Tons of streamer patterns require the head to be coated in epoxy. The problem often times faced when applying the needed epoxy to just the head is that it is hard to have a clean line where the epoxy starts and stops. To achieve this I often times cut small cardboard templates that I fit over the fly head and adjust to the proper, desired position. This rig gives me a visual and physical line to where the epoxy should stop. Using this method you can make very uniform flies that look the same and more importantly fish the same.
When using epoxy on small jobs like adding eyes, glueing popper heads down, or just adding weight to a nymph there is one important rule I always use. It goes back to your days in elementary school when you didn’t want to use too much glue. You can always add more epoxy to something but it’s a hassle and can ruin a fly (specifically a nymph) if you add too much. Excess epoxy tends to just get smeared around, gluing down parts off the fly you don’t want glued down. Just a dab is usually enough
If you plan on cranking out large numbers of flies that require epoxy I would first suggest tying all the flies to the point at which you must add the epoxy. It is also good practice to not waste too much epoxy, I usually whip up a batch of epoxy and do as many flies with it as I can before it becomes too tacky. From that point on I use that first group of flies as a template for how much epoxy to stir up per group of flies I make. This is particularly useful when preparing a large box of spoon flies.
When you’ve finished applying the epoxy you must dry it of course, well that’s easier said than done. You can’t just sit it off to the side and let it dry like you would with any other fly you tie. If epoxy is left tilted to one side or the other for an extended period of time it will drip that direction and dry that direction too. This can drastically change the appearance of a fly as well as the action in the water. Lop-sided flies will tend to move through the water more one dimensionally, what I mean by that is they only move one direction when stripped, instead of the multiple erratic directions a balanced fly can take.

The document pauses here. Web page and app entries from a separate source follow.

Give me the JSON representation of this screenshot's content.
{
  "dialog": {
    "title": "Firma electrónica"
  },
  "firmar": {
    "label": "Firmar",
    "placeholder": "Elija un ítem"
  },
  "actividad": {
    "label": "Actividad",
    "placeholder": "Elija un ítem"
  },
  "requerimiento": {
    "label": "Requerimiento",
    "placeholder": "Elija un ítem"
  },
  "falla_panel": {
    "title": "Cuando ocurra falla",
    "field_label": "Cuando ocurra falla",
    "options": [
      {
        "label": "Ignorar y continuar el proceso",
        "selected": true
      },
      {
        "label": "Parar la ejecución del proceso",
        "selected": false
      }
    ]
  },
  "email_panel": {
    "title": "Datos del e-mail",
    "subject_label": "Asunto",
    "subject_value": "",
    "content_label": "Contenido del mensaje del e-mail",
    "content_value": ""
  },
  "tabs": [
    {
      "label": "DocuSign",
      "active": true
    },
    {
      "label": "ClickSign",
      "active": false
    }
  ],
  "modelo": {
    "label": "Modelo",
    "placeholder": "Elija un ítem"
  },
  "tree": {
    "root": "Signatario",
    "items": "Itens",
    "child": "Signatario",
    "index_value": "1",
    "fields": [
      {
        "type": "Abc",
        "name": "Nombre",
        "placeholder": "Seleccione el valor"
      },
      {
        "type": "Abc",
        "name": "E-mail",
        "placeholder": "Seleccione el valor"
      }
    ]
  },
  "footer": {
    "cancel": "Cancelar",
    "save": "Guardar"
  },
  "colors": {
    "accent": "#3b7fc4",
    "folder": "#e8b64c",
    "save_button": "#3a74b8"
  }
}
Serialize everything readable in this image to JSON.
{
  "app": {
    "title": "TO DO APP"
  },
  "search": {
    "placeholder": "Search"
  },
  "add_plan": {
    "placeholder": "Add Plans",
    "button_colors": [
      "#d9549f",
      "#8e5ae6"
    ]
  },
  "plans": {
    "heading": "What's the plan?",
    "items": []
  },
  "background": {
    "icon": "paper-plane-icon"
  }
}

To dry properly I highly recommend a drying wheel. These great devices keep your flies moving in a circle keeping your epoxy even, much like a rotating drying rack used to build rods. You can buy them commercially, made for fly tying, or you can build one yourself using an electric motor and a handful of household items. But either way it’s a must have if you plan on epoxy use as you advance your fly tying ability. If you’re just whipping out a handful of one kind of pattern then you can get around the need for a drying wheel. To do this simply place each fly with the head up vertically in a close pin or chip clip. The epoxy may drip some in this setup but it will mostly drip back down the fly instead of to one side or the other. This keeps the fly balanced and you won’t have to invest in a wheel.
Even with the introduction of the amazing clear cure goo products that are so widely used in the market I still believe that epoxy has it’s spot firmly set in the fly tying world. Though it seems difficult and a pain to use it gets relatively easy with some practice and extended use. It adds another dimension to fly tying and fly fishing alike.